A U.S.-based Nigerian historian and professor of Africana Studies, Apollos Nwauwa, has hailed Nelson Mandela, South Africa’s first black President for the outstanding legacy, especially for standing against xenophobia.
Nwauwa, a director of African Studies at Bowling Green State University, Ohio, U.S. told the News Agency of Nigeria (NAN) in New York the late icon would be fondly remembered for uniting the black.
Mandela, the first democratically-elected President of South Africa, and the country’s first Black leader, died in December 2013 at age 95.
Nwauwa, spoke with NAN in commemoration of the Nelson Mandela International Day, annually marked on July 18, his birthday, to recognise his contribution to the culture of peace and freedom globally.
Mandela – affectionately known as “Madiba”, his Xhosa clan name – fought against the racist apartheid system in his homeland, and for equality and freedom for all people.
“Mandela would be ‘disgusted in his grave’ regarding the ongoing xenophobic uprisings in South Africa where black South Africans are targeting, attacking, and killing black immigrants from other African countries.
“He would have condemned this uprising as shameful and born out of ignorance.
“Quite nauseating is the fact that this xenophobia is often explicitly racialised, targeting mainly low-income black migrants and refugees and, in some cases, South African citizens accused of being “too Black to be South African.”
According to him, black South Africans blame other black immigrants for their high rate of unemployment, resource depletion and other vices.
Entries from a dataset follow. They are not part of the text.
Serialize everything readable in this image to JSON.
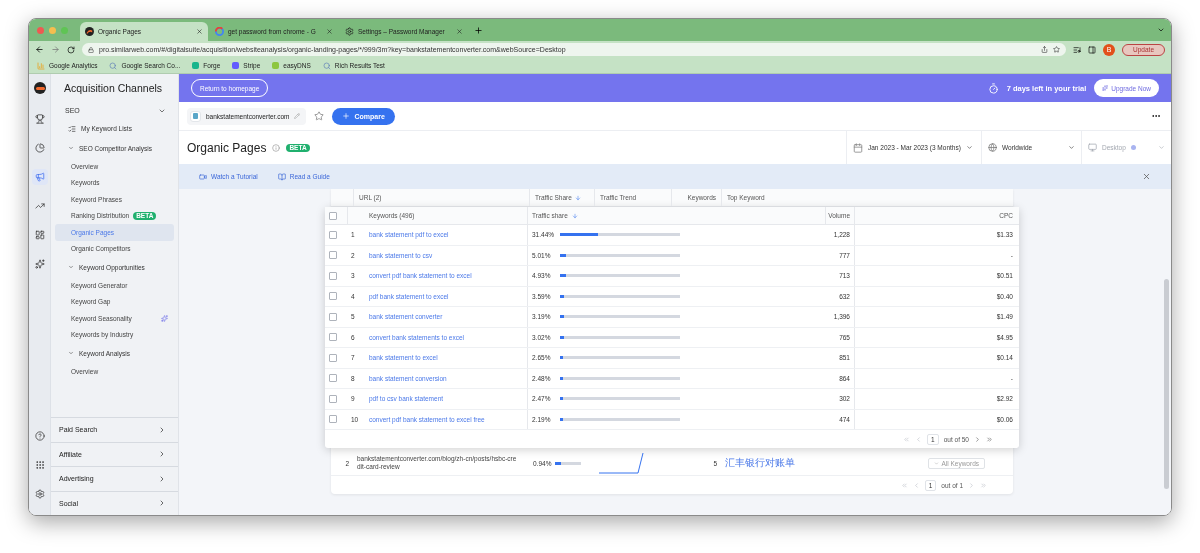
{
  "browser": {
    "tabs": [
      {
        "title": "Organic Pages",
        "selected": true,
        "kind": "site"
      },
      {
        "title": "get password from chrome - G",
        "selected": false,
        "kind": "google"
      },
      {
        "title": "Settings – Password Manager",
        "selected": false,
        "kind": "gear"
      }
    ],
    "url": "pro.similarweb.com/#/digitalsuite/acquisition/websiteanalysis/organic-landing-pages/*/999/3m?key=bankstatementconverter.com&webSource=Desktop",
    "profile": "B",
    "update_button": "Update",
    "bookmarks": [
      {
        "label": "Google Analytics",
        "kind": "analytics"
      },
      {
        "label": "Google Search Co...",
        "kind": "search"
      },
      {
        "label": "Forge",
        "kind": "forge"
      },
      {
        "label": "Stripe",
        "kind": "stripe"
      },
      {
        "label": "easyDNS",
        "kind": "easydns"
      },
      {
        "label": "Rich Results Test",
        "kind": "search"
      }
    ]
  },
  "rail": [
    {
      "kind": "trophy",
      "selected": false
    },
    {
      "kind": "pie",
      "selected": false
    },
    {
      "kind": "megaphone",
      "selected": true
    },
    {
      "kind": "trend",
      "selected": false
    },
    {
      "kind": "dashboard",
      "selected": false
    },
    {
      "kind": "sparkle",
      "selected": false
    }
  ],
  "rail_bottom": [
    {
      "kind": "help"
    },
    {
      "kind": "apps"
    },
    {
      "kind": "settings"
    }
  ],
  "sidebar": {
    "title": "Acquisition Channels",
    "section": {
      "label": "SEO",
      "expanded": true
    },
    "items": [
      {
        "label": "My Keyword Lists",
        "kind": "link"
      },
      {
        "label": "SEO Competitor Analysis",
        "kind": "group",
        "expanded": true,
        "children": [
          {
            "label": "Overview",
            "selected": false
          },
          {
            "label": "Keywords",
            "selected": false
          },
          {
            "label": "Keyword Phrases",
            "selected": false
          },
          {
            "label": "Ranking Distribution",
            "selected": false,
            "badge": "BETA"
          },
          {
            "label": "Organic Pages",
            "selected": true
          },
          {
            "label": "Organic Competitors",
            "selected": false
          }
        ]
      },
      {
        "label": "Keyword Opportunities",
        "kind": "group",
        "expanded": true,
        "children": [
          {
            "label": "Keyword Generator",
            "selected": false
          },
          {
            "label": "Keyword Gap",
            "selected": false
          },
          {
            "label": "Keyword Seasonality",
            "selected": false,
            "new": true
          },
          {
            "label": "Keywords by Industry",
            "selected": false
          }
        ]
      },
      {
        "label": "Keyword Analysis",
        "kind": "group",
        "expanded": true,
        "children": [
          {
            "label": "Overview",
            "selected": false
          }
        ]
      }
    ],
    "footer_sections": [
      "Paid Search",
      "Affiliate",
      "Advertising",
      "Social"
    ]
  },
  "banner": {
    "back_button": "Return to homepage",
    "trial": "7 days left in your trial",
    "upgrade_button": "Upgrade Now"
  },
  "header": {
    "domain": "bankstatementconverter.com",
    "compare_button": "Compare"
  },
  "page": {
    "title": "Organic Pages",
    "badge": "BETA",
    "date_range": "Jan 2023 - Mar 2023 (3 Months)",
    "country": "Worldwide",
    "device": {
      "label": "Desktop",
      "disabled": true
    }
  },
  "help_bar": {
    "links": [
      {
        "label": "Watch a Tutorial",
        "kind": "video"
      },
      {
        "label": "Read a Guide",
        "kind": "guide"
      }
    ]
  },
  "url_table": {
    "columns": [
      {
        "label": "URL (2)",
        "sorted": false
      },
      {
        "label": "Traffic Share",
        "sorted": true
      },
      {
        "label": "Traffic Trend",
        "sorted": false
      },
      {
        "label": "Keywords",
        "sorted": false
      },
      {
        "label": "Top Keyword",
        "sorted": false
      }
    ],
    "rows": [
      {
        "index": "2",
        "url": "bankstatementconverter.com/blog/zh-cn/posts/hsbc-credit-card-review",
        "share": "0.94%",
        "level": 0.2,
        "keywords": "5",
        "top_keyword": "汇丰银行对账单",
        "button": "All Keywords"
      }
    ],
    "pagination": {
      "page": "1",
      "total": "out of 1"
    }
  },
  "keyword_popup": {
    "header_checked": false,
    "columns": [
      {
        "label": "Keywords (496)",
        "sorted": false
      },
      {
        "label": "Traffic share",
        "sorted": true
      },
      {
        "label": "Volume",
        "sorted": false
      },
      {
        "label": "CPC",
        "sorted": false
      }
    ],
    "rows": [
      {
        "index": "1",
        "keyword": "bank statement pdf to excel",
        "share": "31.44%",
        "level": 0.3144,
        "volume": "1,228",
        "cpc": "$1.33",
        "checked": false
      },
      {
        "index": "2",
        "keyword": "bank statement to csv",
        "share": "5.01%",
        "level": 0.0501,
        "volume": "777",
        "cpc": "-",
        "checked": false
      },
      {
        "index": "3",
        "keyword": "convert pdf bank statement to excel",
        "share": "4.93%",
        "level": 0.0493,
        "volume": "713",
        "cpc": "$0.51",
        "checked": false
      },
      {
        "index": "4",
        "keyword": "pdf bank statement to excel",
        "share": "3.59%",
        "level": 0.0359,
        "volume": "632",
        "cpc": "$0.40",
        "checked": false
      },
      {
        "index": "5",
        "keyword": "bank statement converter",
        "share": "3.19%",
        "level": 0.0319,
        "volume": "1,396",
        "cpc": "$1.49",
        "checked": false
      },
      {
        "index": "6",
        "keyword": "convert bank statements to excel",
        "share": "3.02%",
        "level": 0.0302,
        "volume": "765",
        "cpc": "$4.95",
        "checked": false
      },
      {
        "index": "7",
        "keyword": "bank statement to excel",
        "share": "2.65%",
        "level": 0.0265,
        "volume": "851",
        "cpc": "$0.14",
        "checked": false
      },
      {
        "index": "8",
        "keyword": "bank statement conversion",
        "share": "2.48%",
        "level": 0.0248,
        "volume": "864",
        "cpc": "-",
        "checked": false
      },
      {
        "index": "9",
        "keyword": "pdf to csv bank statement",
        "share": "2.47%",
        "level": 0.0247,
        "volume": "302",
        "cpc": "$2.92",
        "checked": false
      },
      {
        "index": "10",
        "keyword": "convert pdf bank statement to excel free",
        "share": "2.19%",
        "level": 0.0219,
        "volume": "474",
        "cpc": "$0.06",
        "checked": false
      }
    ],
    "pagination": {
      "page": "1",
      "total": "out of 50"
    }
  }
}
In 2008, for example, xenophobic violence resulted in the death of over 60 people and contributed to the displacement of at least 100,000.
In one highly publicised incident in April 2022, a 43-year-old Zimbabwean national and father of four was killed in Diepsloot by a group going door-to-door demanding to see visas.
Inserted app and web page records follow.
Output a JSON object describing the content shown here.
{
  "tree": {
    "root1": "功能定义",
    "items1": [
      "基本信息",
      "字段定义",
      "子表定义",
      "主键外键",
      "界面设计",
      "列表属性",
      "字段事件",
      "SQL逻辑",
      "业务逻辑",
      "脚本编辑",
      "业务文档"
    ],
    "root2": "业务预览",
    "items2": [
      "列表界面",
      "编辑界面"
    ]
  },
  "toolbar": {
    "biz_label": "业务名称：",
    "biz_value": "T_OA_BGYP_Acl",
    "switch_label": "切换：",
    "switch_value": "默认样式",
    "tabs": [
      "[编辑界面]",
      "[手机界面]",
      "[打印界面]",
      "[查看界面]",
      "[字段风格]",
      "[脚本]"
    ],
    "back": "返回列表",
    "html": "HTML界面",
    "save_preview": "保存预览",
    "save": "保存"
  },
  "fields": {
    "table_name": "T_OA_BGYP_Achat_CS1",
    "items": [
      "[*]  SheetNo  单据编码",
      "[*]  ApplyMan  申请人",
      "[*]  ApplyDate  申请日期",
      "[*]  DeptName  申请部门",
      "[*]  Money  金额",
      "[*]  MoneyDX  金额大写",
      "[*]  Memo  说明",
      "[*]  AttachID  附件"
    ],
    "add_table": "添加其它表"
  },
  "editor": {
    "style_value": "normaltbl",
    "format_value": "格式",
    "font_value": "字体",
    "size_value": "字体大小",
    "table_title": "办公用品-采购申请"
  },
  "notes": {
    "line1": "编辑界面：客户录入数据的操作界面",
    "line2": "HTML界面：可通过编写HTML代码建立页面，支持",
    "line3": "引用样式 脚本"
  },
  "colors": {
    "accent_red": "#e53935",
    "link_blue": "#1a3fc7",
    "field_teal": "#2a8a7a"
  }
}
The attackers drove the victim out of a place where he was seeking refuge, beat him and set him on fire.
The violence has continued unabated. It is alleged that the burning of the Yeoville Market in Johannesburg on June 20, was carried out by persons targeting migrant shopkeepers.
The don said with little exposure to foreigners, misinformed and unemployed black South African youths blamed other blacks for their plights especially joblessness.
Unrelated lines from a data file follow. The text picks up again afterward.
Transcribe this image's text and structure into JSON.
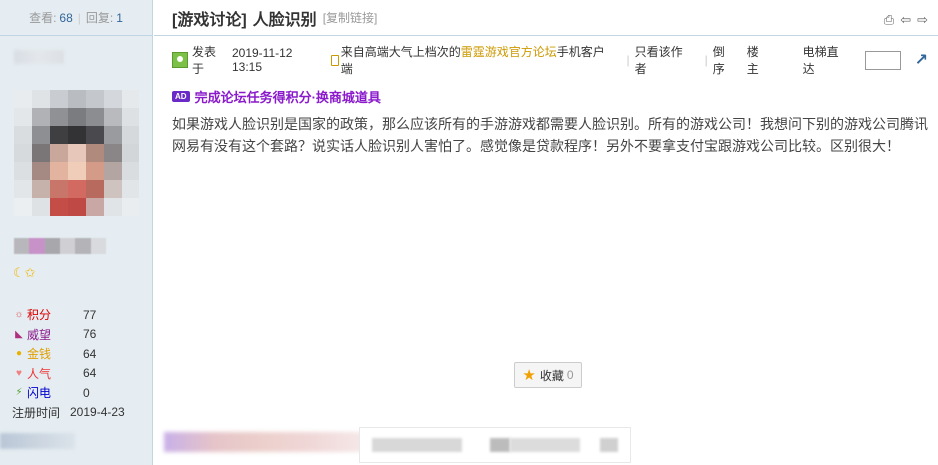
{
  "sidebar": {
    "stats": {
      "views_label": "查看:",
      "views": "68",
      "replies_label": "回复:",
      "replies": "1"
    },
    "attributes": [
      {
        "icon": "sun-icon",
        "label": "积分",
        "value": "77",
        "color": "#dd0000"
      },
      {
        "icon": "prestige-icon",
        "label": "威望",
        "value": "76",
        "color": "#8b1a8b"
      },
      {
        "icon": "coin-icon",
        "label": "金钱",
        "value": "64",
        "color": "#e0a000"
      },
      {
        "icon": "heart-icon",
        "label": "人气",
        "value": "64",
        "color": "#ee3333"
      },
      {
        "icon": "lightning-icon",
        "label": "闪电",
        "value": "0",
        "color": "#0000cc"
      },
      {
        "icon": "",
        "label": "注册时间",
        "value": "2019-4-23",
        "color": "#333333"
      }
    ]
  },
  "thread": {
    "category": "[游戏讨论]",
    "title": "人脸识别",
    "copy_link": "[复制链接]"
  },
  "post": {
    "posted_prefix": "发表于",
    "timestamp": "2019-11-12 13:15",
    "source_prefix": "来自高端大气上档次的",
    "source_brand": "雷霆游戏官方论坛",
    "source_suffix": "手机客户端",
    "only_author": "只看该作者",
    "reverse": "倒序",
    "floor": "楼主",
    "elevator": "电梯直达",
    "task_badge": "AD",
    "task_text": "完成论坛任务得积分·换商城道具",
    "content": "如果游戏人脸识别是国家的政策，那么应该所有的手游游戏都需要人脸识别。所有的游戏公司！我想问下别的游戏公司腾讯网易有没有这个套路？说实话人脸识别人害怕了。感觉像是贷款程序！另外不要拿支付宝跟游戏公司比较。区别很大！",
    "favorite_label": "收藏",
    "favorite_count": "0"
  }
}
“Illogical as this argument may be, it is believed by many ill-informed black South Africa youths who are convinced that immigrant backs are taking away jobs and wealth meant for them.
“Mandela would have condemned this xenophobia by reminding them black South Africans about the sacrifice made by other African countries, especially Nigeria, during their anti-Apartheid struggles from the 1960 though 1990.
“Indeed, he would have informed them that he (Mandela) lived in Nigeria for a while during the anti-Apartheid struggle,’’ he said.
Nwauwa said for those who knew him well, Mandela’s values and struggles were not only focused on ending racial injustice in South Africa but also dedicated his life to conflict resolution.
He said Mandela dedicated his life to promoting and protecting human rights; reconciliation; gender equality and the rights of children and other vulnerable groups; the fight against poverty; the promotion of social justice.
According to him, Mandela’s virtues and values can be captured in his famous speech during the 1964 Rivonia Trial for treason against him and his ANC colleagues.
“He was dogged in his ideas and devotion to the cause even while facing a death sentence that was commuted to life imprisonment.
“He affirmed thus: “I have cherished the ideal of a democratic and free society in which all persons live together in harmony and with equal opportunities.
“It is an ideal which I hope to live for and to achieve. But if needs be, it is an ideal for which I am prepared to die.”(NAN)